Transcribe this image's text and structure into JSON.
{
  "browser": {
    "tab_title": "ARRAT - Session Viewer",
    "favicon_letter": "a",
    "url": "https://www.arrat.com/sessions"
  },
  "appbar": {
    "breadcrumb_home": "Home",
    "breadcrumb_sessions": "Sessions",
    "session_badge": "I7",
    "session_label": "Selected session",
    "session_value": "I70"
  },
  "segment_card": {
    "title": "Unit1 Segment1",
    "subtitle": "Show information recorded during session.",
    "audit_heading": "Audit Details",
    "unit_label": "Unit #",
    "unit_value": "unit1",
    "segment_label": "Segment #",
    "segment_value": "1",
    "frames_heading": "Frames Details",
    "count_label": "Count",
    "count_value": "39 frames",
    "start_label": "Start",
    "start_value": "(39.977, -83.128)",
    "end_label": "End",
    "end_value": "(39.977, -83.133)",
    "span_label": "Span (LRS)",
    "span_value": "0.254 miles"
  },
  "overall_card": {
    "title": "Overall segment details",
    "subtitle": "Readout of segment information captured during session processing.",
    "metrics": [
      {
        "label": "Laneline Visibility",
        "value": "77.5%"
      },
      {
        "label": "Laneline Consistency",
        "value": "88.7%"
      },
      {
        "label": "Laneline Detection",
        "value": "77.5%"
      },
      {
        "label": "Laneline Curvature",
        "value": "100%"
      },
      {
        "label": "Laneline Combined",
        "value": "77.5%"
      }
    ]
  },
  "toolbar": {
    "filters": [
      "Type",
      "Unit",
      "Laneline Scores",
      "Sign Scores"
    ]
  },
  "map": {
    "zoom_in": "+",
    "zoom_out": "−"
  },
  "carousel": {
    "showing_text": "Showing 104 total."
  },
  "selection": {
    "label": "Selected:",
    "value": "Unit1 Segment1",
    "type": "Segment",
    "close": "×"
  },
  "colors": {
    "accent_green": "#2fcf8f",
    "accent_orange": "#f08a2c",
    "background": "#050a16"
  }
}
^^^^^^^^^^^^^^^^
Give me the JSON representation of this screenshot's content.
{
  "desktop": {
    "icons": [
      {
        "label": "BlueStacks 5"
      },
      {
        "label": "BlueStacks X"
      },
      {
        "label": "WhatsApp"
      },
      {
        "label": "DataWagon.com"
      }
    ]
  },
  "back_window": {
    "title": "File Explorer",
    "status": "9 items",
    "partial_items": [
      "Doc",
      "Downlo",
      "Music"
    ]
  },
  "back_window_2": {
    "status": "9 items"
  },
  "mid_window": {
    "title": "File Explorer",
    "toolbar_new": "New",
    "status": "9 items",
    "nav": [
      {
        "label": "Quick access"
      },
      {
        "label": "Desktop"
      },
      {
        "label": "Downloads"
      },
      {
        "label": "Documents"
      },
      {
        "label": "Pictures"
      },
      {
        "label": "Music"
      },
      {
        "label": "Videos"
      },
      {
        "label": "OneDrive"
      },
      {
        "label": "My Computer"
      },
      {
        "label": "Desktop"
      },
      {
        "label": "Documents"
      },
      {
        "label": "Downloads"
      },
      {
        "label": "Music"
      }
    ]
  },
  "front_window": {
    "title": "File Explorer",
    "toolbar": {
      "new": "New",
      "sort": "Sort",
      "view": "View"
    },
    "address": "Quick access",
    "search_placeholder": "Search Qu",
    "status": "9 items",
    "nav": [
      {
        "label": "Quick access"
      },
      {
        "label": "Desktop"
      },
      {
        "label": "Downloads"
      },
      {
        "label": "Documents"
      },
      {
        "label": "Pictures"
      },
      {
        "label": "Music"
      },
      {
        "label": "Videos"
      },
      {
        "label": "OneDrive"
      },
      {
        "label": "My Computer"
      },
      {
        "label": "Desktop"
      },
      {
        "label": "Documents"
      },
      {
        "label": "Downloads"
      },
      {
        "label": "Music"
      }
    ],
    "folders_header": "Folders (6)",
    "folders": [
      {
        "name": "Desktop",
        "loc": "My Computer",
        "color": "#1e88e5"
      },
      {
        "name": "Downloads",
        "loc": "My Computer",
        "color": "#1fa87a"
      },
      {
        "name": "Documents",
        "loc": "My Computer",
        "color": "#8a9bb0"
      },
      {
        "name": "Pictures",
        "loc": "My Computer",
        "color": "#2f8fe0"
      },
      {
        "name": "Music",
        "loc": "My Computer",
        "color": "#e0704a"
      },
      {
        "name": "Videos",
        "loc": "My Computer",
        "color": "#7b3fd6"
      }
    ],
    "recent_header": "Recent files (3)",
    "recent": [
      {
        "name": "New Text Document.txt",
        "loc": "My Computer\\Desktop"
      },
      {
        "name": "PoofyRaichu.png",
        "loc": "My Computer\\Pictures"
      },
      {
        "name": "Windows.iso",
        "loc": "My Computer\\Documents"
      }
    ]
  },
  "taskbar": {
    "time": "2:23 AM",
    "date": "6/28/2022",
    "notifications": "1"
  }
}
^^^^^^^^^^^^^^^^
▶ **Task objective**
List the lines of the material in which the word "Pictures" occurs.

▶ **Answer**
        "label": "Pictures"
        "label": "Pictures"
        "name": "Pictures",
        "loc": "My Computer\\Pictures"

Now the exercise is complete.